“I don’t want to offend him,” they say.
“I don’t want to be in the middle,” they complain.
“It might spoil our friendship if I told her what I think.”
The excuses go on and on.
In fact, we are so used to the avoidance of any form of confrontation, we often misinterpret any statement of concern.
We think the person is interfering or judging us. I may perceive that you see me as weak or incapable.
Not long ago I had a friend who had been hit by a series of real troubles. Offers of support were turned down soundly. I ran into a mutual friend who was aware of the situation and asked if she had seen this person at church lately. It was a casual question. I wanted to pass on a volunteer opportunity that they might both enjoy. I closed the conversation by saying that I worried about people I cared for who were going through a lot of stress.
The next time I saw the friend who had been going through rough times she told me that she was offended that I was “out there telling people she was not doing well.” It took some talking and apologizing to convince her otherwise.
Now getting involved does mean knowing when to back off.
I would never push a casual friend as much as I do Sue.
I might just make a casual observation, “I hope you are liking your new job. You seem to have a lot more stress now.”
They may say, “No I love the new one,” then they change the subject. And I better be sensitive enough to drop it.

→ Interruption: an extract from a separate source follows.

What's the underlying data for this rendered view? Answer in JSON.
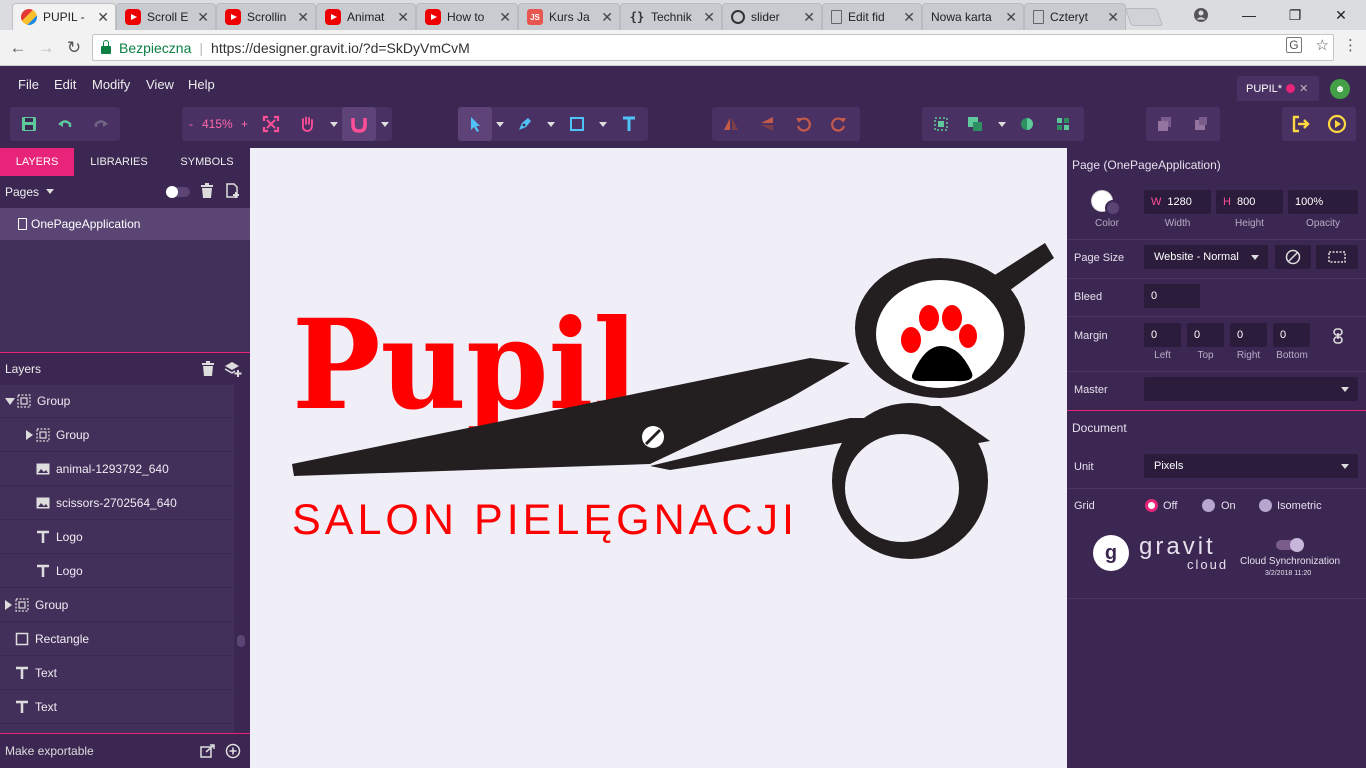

They may share with me that the job is great but their teenager is driving them crazy. Either way I gave them something to think about and no friendship is damaged.
So be warned. If I know you I may say something a little pushy some day.
I may be right and you should listen and think about it.
I may be wrong and you can tell me that too.
Either way I will sometimes take a risk and get involved, because that is what a friend should do.